Movie Review | Wild (2014)
In the midst of her arduous journey, Cheryl Strayed (Reese Witherspoon) makes her entrance onto the screen in an opening scene that sums up the nearly 2 hours to come. Startlingly painful and cringe inducing, she must endure an agonizing side effect of her walkabout. Her screams of frustration zip the movie to a flashback, whisking the narrative back to where her voyage began.
It is the first in a long series of garbled recollections that act as the jagged little puzzle pieces, scrapped together in the hopes of explaining why Strayed made the decision to go on a very unpleasant 1,100-mile trek.

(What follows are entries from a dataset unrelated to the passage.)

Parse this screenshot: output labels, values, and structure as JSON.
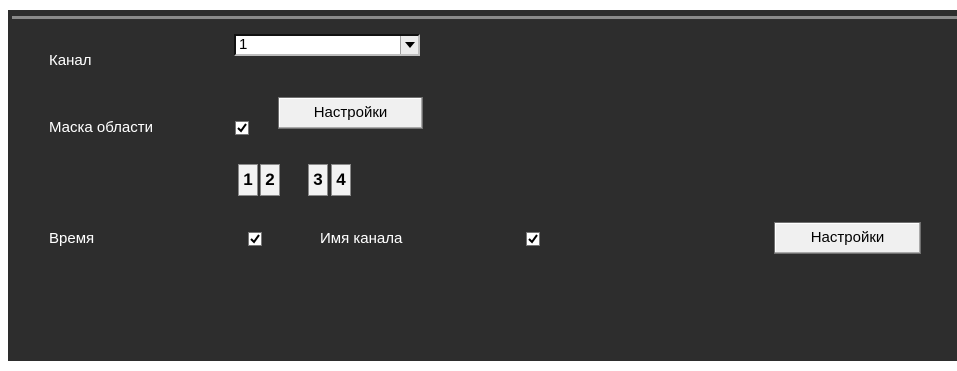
{
  "channel": {
    "label": "Канал",
    "selected": "1"
  },
  "mask": {
    "label": "Маска области",
    "checked": true,
    "settings_label": "Настройки",
    "tabs": [
      "1",
      "2",
      "3",
      "4"
    ]
  },
  "time": {
    "label": "Время",
    "checked": true
  },
  "channel_name": {
    "label": "Имя канала",
    "checked": true
  },
  "overlay_settings_label": "Настройки",
  "colors": {
    "panel_bg": "#2d2d2d",
    "text": "#ffffff"
  }
}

Cheryl has had a rough go in life and empathy for her plight is easy to come by. Her father was an abusive alcoholic who the family has to eventually flee from him. Her lighthouse is her loving single-mom Bobbi (Laura Dern) who receives no mercy at life’s cruel hand. Tragedy strikes when a 45-year old Bobbi is diagnosed with cancer and Cheryl’s world is consequently ripped apart. Following the devastating loss of her mother, she falls into drugs and countless sexual trysts. Lost in a sea of grief, she takes a self-destructive wrecking ball to her own existence.
While her mother’s loss is the apparent starting point, her behavior is soon indicative of a full blown addict and this side of the story is pretty much glossed over. She is shown imbibing in both of her vices while making her hike, without losing control to either of them. Her dabbling is depicted with a flippancy that is alarming and it’s hard to recall whether she actually admits to being an addict in the first place.

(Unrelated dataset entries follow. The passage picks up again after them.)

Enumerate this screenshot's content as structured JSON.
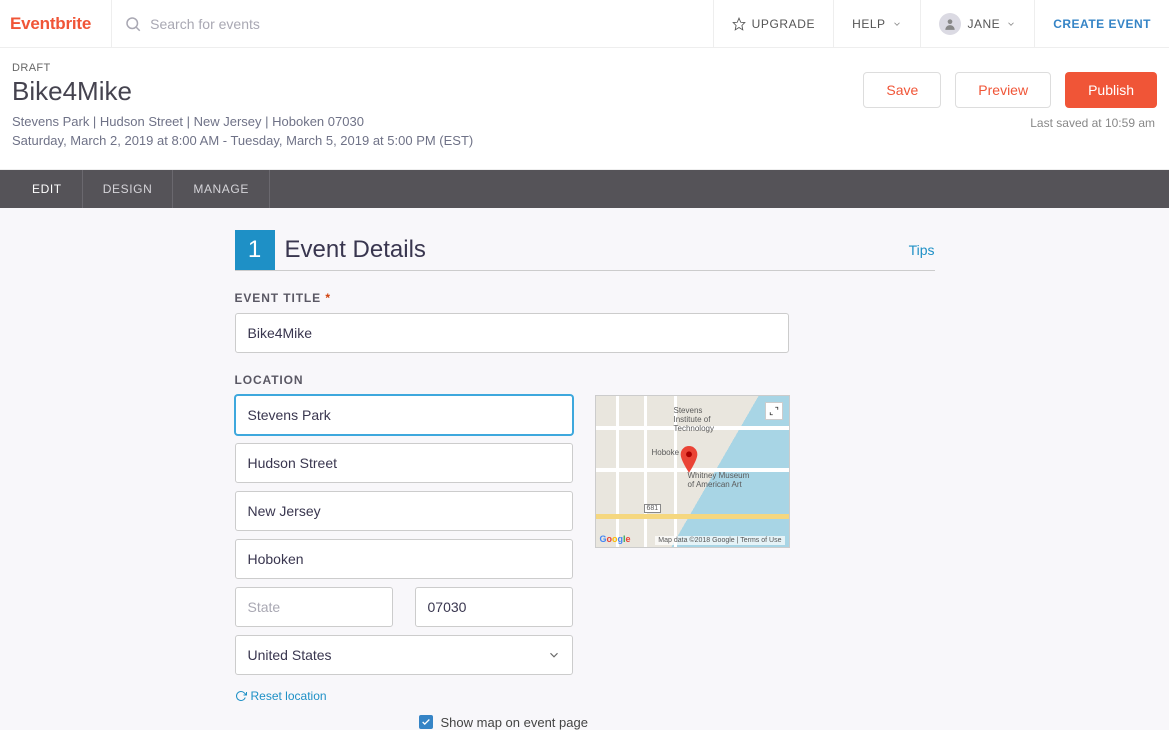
{
  "nav": {
    "logo": "Eventbrite",
    "search_placeholder": "Search for events",
    "upgrade": "UPGRADE",
    "help": "HELP",
    "user_name": "JANE",
    "create_event": "CREATE EVENT"
  },
  "header": {
    "status": "DRAFT",
    "title": "Bike4Mike",
    "location_line": "Stevens Park | Hudson Street | New Jersey | Hoboken 07030",
    "date_line": "Saturday, March 2, 2019 at 8:00 AM - Tuesday, March 5, 2019 at 5:00 PM (EST)",
    "save": "Save",
    "preview": "Preview",
    "publish": "Publish",
    "last_saved": "Last saved at 10:59 am"
  },
  "tabs": {
    "edit": "EDIT",
    "design": "DESIGN",
    "manage": "MANAGE"
  },
  "section": {
    "number": "1",
    "title": "Event Details",
    "tips": "Tips"
  },
  "form": {
    "title_label": "EVENT TITLE",
    "title_value": "Bike4Mike",
    "location_label": "LOCATION",
    "venue": "Stevens Park",
    "address": "Hudson Street",
    "address2": "New Jersey",
    "city": "Hoboken",
    "state_placeholder": "State",
    "postal": "07030",
    "country": "United States",
    "reset": "Reset location",
    "show_map": "Show map on event page",
    "show_map_checked": true
  },
  "map": {
    "poi1": "Stevens\nInstitute of\nTechnology",
    "poi2": "Hoboke",
    "poi3": "Whitney Museum\nof American Art",
    "route": "681",
    "attribution": "Map data ©2018 Google | Terms of Use"
  }
}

Reese Witherspoon gives a respectable performance that is equal parts vulnerable and feisty. She conveys the internalized emotion that burdens Cheryl throughout the film, letting go of fragments of it along the way. A sparkling Laura Dern shines in her brief yet achingly pivotal performance as Cheryl’s soulful mother.
As fine of a job as Witherspoon does, there’s one key hurdle that plagues her casting. Given that Witherspoon was 37 during filming and without any stated clarification; the assumption is that Cheryl is the same age when she takes her expedition. In reality, the real Cheryl Strayed was only 26-years-old when she made her hike. Her mother’s death was a recent event, not one that had occurred 11 years prior. This drastically re-informs the previously understood timeline and without that knowledge, the context of her mother’s death coinciding with her downward spiral is subsequently lost in the fray.
Aside from some stellar quotes, there’s no real message or wisdom to be derived from “Wild”. How Cheryl is able to put her addictions and anger behind her can only be speculated upon as there are few answers given in this adaptation. As a movie it is as weary as its star traveler, as aimless as a needless compass and in the end, depressingly vacant of anything lastingly noteworthy. Rating: 5.5/10